### [INSTRUCTIONS TO FOLLOW]
Output exactly the line containing "Transcribe this image's" and each line after it through the last line of the records, and nothing else.

*** Block opens ***

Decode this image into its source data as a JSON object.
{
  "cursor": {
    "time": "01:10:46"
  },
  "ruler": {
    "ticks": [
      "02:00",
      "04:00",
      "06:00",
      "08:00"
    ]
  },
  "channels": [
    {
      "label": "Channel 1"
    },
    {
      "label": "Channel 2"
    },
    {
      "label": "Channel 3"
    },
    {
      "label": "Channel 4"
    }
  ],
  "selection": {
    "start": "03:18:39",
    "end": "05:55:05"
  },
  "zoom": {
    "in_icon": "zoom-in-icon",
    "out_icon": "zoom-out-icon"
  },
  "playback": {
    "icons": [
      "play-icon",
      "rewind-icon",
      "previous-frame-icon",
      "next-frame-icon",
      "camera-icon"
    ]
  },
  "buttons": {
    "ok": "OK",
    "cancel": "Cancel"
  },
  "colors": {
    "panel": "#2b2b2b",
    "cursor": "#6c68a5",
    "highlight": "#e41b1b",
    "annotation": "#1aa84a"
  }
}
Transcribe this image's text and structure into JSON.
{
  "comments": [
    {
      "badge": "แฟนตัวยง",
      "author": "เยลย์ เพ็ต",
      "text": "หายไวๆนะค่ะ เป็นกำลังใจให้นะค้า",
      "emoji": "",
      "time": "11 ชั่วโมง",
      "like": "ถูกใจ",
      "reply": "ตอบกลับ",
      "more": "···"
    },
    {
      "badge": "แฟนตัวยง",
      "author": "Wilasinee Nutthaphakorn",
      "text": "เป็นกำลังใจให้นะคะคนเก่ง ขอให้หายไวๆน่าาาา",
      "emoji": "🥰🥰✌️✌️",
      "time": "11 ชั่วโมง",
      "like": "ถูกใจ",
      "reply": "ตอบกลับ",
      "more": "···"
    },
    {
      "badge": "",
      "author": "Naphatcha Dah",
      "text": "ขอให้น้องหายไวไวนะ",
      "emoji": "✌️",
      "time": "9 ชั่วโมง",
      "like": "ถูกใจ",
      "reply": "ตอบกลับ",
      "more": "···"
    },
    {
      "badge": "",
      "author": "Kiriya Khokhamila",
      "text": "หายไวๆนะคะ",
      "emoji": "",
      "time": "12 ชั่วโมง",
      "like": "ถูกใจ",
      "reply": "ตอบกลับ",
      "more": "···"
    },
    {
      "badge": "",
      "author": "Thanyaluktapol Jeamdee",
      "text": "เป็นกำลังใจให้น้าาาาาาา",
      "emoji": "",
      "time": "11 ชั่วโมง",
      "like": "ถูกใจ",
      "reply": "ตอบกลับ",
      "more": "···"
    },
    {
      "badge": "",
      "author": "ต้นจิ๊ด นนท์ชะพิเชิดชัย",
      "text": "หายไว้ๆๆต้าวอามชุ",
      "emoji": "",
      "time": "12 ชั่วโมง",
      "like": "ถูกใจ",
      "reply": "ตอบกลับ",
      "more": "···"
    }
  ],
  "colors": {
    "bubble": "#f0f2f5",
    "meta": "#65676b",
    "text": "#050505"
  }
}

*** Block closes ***

### [TASK SOLUTION]
Transcribe this image's text and structure into JSON.
{
  "comments": [
    {
      "badge": "แฟนตัวยง",
      "author": "เยลย์ เพ็ต",
      "text": "หายไวๆนะค่ะ เป็นกำลังใจให้นะค้า",
      "emoji": "",
      "time": "11 ชั่วโมง",
      "like": "ถูกใจ",
      "reply": "ตอบกลับ",
      "more": "···"
    },
    {
      "badge": "แฟนตัวยง",
      "author": "Wilasinee Nutthaphakorn",
      "text": "เป็นกำลังใจให้นะคะคนเก่ง ขอให้หายไวๆน่าาาา",
      "emoji": "🥰🥰✌️✌️",
      "time": "11 ชั่วโมง",
      "like": "ถูกใจ",
      "reply": "ตอบกลับ",
      "more": "···"
    },
    {
      "badge": "",
      "author": "Naphatcha Dah",
      "text": "ขอให้น้องหายไวไวนะ",
      "emoji": "✌️",
      "time": "9 ชั่วโมง",
      "like": "ถูกใจ",
      "reply": "ตอบกลับ",
      "more": "···"
    },
    {
      "badge": "",
      "author": "Kiriya Khokhamila",
      "text": "หายไวๆนะคะ",
      "emoji": "",
      "time": "12 ชั่วโมง",
      "like": "ถูกใจ",
      "reply": "ตอบกลับ",
      "more": "···"
    },
    {
      "badge": "",
      "author": "Thanyaluktapol Jeamdee",
      "text": "เป็นกำลังใจให้น้าาาาาาา",
      "emoji": "",
      "time": "11 ชั่วโมง",
      "like": "ถูกใจ",
      "reply": "ตอบกลับ",
      "more": "···"
    },
    {
      "badge": "",
      "author": "ต้นจิ๊ด นนท์ชะพิเชิดชัย",
      "text": "หายไว้ๆๆต้าวอามชุ",
      "emoji": "",
      "time": "12 ชั่วโมง",
      "like": "ถูกใจ",
      "reply": "ตอบกลับ",
      "more": "···"
    }
  ],
  "colors": {
    "bubble": "#f0f2f5",
    "meta": "#65676b",
    "text": "#050505"
  }
}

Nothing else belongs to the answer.